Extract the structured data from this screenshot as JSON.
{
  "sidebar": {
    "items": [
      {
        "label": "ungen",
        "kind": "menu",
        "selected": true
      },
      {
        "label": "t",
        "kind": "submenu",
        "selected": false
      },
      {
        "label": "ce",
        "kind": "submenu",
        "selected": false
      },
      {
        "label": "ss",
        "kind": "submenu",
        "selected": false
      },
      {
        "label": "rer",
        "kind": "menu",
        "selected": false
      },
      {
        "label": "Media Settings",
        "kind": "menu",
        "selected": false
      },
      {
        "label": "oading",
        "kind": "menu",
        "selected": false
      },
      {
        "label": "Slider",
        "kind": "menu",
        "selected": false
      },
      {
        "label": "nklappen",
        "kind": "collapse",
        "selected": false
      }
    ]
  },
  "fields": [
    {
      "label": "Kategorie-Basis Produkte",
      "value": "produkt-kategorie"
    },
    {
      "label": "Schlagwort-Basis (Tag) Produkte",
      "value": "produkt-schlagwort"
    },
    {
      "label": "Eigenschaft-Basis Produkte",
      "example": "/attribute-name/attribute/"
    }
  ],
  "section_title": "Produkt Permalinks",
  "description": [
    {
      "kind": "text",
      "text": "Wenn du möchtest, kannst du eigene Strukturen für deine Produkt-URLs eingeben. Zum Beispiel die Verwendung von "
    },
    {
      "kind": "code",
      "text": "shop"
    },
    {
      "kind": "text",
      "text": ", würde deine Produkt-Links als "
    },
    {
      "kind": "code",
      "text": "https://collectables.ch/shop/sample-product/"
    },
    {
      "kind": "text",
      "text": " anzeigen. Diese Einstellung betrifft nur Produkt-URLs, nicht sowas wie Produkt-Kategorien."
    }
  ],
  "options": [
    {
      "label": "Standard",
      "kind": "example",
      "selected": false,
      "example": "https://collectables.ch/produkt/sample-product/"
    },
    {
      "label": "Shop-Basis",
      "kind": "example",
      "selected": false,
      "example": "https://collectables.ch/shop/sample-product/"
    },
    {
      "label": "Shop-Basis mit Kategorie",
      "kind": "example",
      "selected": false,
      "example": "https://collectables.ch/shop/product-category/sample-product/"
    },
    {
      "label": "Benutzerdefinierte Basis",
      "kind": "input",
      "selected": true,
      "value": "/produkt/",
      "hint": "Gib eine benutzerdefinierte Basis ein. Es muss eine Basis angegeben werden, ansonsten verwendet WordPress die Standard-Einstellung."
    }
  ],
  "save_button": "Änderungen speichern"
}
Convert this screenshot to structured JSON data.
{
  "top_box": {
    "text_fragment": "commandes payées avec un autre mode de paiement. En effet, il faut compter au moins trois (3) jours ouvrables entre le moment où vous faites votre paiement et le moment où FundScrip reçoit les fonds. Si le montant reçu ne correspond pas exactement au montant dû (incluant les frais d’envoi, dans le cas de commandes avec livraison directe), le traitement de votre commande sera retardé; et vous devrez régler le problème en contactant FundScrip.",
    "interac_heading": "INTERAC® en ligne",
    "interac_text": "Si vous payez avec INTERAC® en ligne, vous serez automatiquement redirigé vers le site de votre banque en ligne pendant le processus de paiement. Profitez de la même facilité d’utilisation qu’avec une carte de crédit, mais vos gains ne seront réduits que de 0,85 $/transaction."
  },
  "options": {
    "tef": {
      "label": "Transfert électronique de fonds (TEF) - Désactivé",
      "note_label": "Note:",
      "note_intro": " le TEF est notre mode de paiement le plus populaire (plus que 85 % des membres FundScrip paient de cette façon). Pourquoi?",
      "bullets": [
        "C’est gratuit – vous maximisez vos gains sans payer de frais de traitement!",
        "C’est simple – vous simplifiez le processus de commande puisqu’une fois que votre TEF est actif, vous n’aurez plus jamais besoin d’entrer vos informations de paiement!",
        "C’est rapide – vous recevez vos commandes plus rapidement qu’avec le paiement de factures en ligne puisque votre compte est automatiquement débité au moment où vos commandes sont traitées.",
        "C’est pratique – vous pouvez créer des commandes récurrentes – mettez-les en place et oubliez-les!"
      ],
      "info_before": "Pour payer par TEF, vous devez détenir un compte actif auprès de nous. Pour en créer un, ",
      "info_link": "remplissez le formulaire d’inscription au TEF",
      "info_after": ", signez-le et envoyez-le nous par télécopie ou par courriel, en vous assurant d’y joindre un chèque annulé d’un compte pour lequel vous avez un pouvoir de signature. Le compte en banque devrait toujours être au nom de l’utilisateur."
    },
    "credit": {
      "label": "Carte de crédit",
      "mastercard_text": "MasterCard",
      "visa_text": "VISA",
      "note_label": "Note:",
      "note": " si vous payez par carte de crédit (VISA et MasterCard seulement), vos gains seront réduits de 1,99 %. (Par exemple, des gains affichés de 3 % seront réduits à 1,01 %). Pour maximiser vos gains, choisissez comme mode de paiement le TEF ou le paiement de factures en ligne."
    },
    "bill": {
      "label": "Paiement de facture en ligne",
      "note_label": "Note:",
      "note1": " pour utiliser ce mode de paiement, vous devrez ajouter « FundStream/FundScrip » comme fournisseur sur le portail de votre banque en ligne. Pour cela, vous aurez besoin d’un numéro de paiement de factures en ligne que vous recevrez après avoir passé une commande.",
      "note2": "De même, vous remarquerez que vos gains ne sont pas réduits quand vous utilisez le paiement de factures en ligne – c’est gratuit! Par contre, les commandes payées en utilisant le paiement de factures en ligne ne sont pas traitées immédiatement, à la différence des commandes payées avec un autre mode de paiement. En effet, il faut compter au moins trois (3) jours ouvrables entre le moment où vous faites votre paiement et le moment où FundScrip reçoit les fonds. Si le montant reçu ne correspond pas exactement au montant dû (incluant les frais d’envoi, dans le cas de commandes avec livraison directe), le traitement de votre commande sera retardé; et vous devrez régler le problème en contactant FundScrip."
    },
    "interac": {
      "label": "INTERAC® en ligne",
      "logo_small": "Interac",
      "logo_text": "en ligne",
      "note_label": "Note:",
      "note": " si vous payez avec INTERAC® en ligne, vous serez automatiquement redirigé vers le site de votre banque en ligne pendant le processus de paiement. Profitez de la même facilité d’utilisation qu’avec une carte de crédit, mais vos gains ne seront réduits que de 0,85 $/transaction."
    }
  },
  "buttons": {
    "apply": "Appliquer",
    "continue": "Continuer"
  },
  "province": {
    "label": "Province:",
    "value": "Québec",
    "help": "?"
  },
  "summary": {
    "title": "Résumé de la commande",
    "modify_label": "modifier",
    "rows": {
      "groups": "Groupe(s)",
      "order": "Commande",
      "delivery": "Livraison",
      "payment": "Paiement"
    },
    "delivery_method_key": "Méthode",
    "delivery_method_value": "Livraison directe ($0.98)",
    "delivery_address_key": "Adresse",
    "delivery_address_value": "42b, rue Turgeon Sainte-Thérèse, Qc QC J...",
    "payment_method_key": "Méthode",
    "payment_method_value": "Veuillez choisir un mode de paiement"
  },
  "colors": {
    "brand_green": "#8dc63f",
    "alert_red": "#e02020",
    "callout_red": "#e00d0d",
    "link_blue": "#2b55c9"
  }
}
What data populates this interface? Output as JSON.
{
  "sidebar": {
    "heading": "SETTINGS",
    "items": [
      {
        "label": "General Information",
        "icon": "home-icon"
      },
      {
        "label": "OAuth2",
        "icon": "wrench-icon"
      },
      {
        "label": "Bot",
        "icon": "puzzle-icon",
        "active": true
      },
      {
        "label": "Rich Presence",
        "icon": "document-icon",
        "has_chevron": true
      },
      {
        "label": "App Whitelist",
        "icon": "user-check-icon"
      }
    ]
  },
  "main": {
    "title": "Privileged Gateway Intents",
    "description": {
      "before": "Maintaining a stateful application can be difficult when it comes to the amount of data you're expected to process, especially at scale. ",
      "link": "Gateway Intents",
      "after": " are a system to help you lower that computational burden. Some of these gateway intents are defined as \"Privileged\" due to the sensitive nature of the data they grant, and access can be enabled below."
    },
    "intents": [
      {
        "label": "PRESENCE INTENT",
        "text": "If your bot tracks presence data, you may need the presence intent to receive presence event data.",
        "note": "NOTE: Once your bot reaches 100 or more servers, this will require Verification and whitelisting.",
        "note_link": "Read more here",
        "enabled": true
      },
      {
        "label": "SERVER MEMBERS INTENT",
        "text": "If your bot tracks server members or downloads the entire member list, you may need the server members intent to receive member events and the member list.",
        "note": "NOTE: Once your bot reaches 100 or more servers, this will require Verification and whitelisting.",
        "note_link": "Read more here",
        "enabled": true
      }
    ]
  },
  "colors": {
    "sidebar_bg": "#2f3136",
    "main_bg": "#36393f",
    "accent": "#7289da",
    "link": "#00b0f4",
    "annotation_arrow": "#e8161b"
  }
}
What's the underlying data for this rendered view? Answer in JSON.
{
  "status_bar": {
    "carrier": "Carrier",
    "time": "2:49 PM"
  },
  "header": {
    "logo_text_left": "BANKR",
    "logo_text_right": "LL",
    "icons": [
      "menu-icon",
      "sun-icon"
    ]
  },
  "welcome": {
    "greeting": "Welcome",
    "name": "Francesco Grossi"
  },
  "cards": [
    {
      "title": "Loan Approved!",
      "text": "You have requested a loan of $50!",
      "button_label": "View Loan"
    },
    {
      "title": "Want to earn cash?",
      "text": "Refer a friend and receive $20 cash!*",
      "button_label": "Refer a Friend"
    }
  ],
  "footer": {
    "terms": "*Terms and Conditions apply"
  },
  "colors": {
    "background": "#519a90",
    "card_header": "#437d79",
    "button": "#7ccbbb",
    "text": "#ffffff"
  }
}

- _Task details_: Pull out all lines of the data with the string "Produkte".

- _Answer box_:
      "label": "Kategorie-Basis Produkte",
      "label": "Schlagwort-Basis (Tag) Produkte",
      "label": "Eigenschaft-Basis Produkte",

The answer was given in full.